Once the oven comes to 450 degrees F, it’s time to bake!
Bake the bagels on the wooden planks for 4-5 minutes to prevent them from sticking to the oven and burning. After the initial bake, take the bagels off the planks and bake them for another 4-5 minutes rotating as necessary in the oven depending on the fire condition.
Blake puts the raw bagels into the oven closest to the wood fire, then slowly rotates each row of bagel towards the cooler side of the oven in a beautiful frogger/tetris type manner.
During peak times managing the oven is a full time job as the beast can hold literally hundreds of bagels at a time.
Step 17: Sheeba
It's worth noting and appreciating the giant wooden tool called a sheeba that Blake uses to move the bagels around inside the wood burning oven. Bagel ovens tend to be custom built and very large in size - so big that a normal bakers spatula, peel, or paddle simply wouldn't work. That's where the sheeba comes in.
Usually made from a solid untreated piece of wood whose length is roughly a bit longer than the depth of the bagel oven, the sheeba has beveled edges and a sturdy handle. Beauty’s sheeba is a piece of poplar that's 9' long.
It takes a lot of practice to manage the sheeba, but once mastered it's quite an impressive skill.
Step 18: Check for Done-ness

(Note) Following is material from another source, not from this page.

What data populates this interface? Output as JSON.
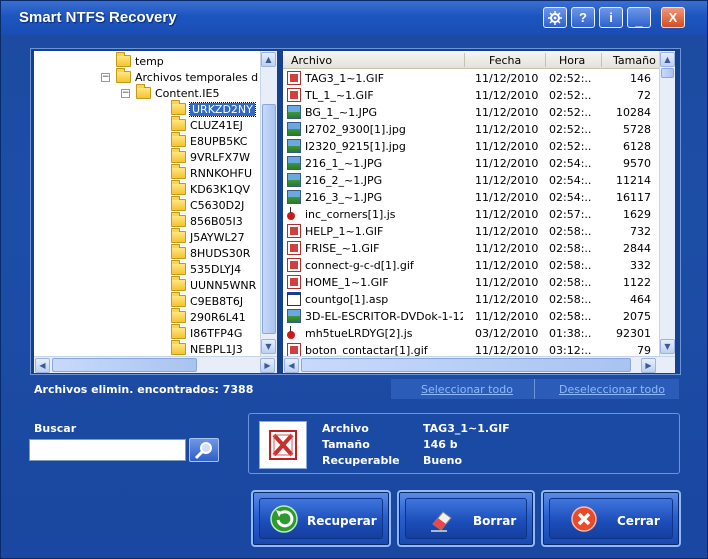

Blake looks for color and a feeling of firmness in the bagel to know when it is done. Make sure to check both sides and all the bagels on the sheeba before pulling them from the oven.
If some bagels cook faster than others, remove them individually and continue cooking the rest of the row.
Step 19: Toss
This is perhaps the most fun and impressive step in the bagel making process. Using finess, Blake slides the sheeba under the far right row of bagels in the oven and loads up as many as 30 bagels at once onto the wooden plank. The sheeba is then removed from the oven and with a calculated, but effortless flick of the wrist, all of the bagels are tossed from the sheeba into a custom made bin that resides next to the oven. We watched Blake toss at least one hundred and fifty bagels into the air - all landed perfectly in a small pile in the bin.
I'm not sure that this last step is necessary in the home, but perhaps just a nod of respect to the Montreal bagel maker, it'd be best to toss them from the oven onto a cooling rack where they can rest.
Montreal bagels are best eaten fresh, and have a wonderful texture to them - almost as if they've been pre-toasted by the wood burning oven for you to enjoy. They are certainly denser than a standard New York bagel, not to mention smaller, but they are sweeter as well, and take to any and all of your favorite bagel toppings very nicely.
Many thanks to Blake and Amy for letting us document their amazing bagel making process. Hopefully this Instructable demystifies some of the tips and tricks to making great bagels (on the west coast) and helps you make bagels at home. If not, you can always head on down to Beauty's Bagel Shop on Telegraph Avenue in North Oakland and pick up a dozen fresh Montreal bagels from Blake and Amy.
CobyUnger made it!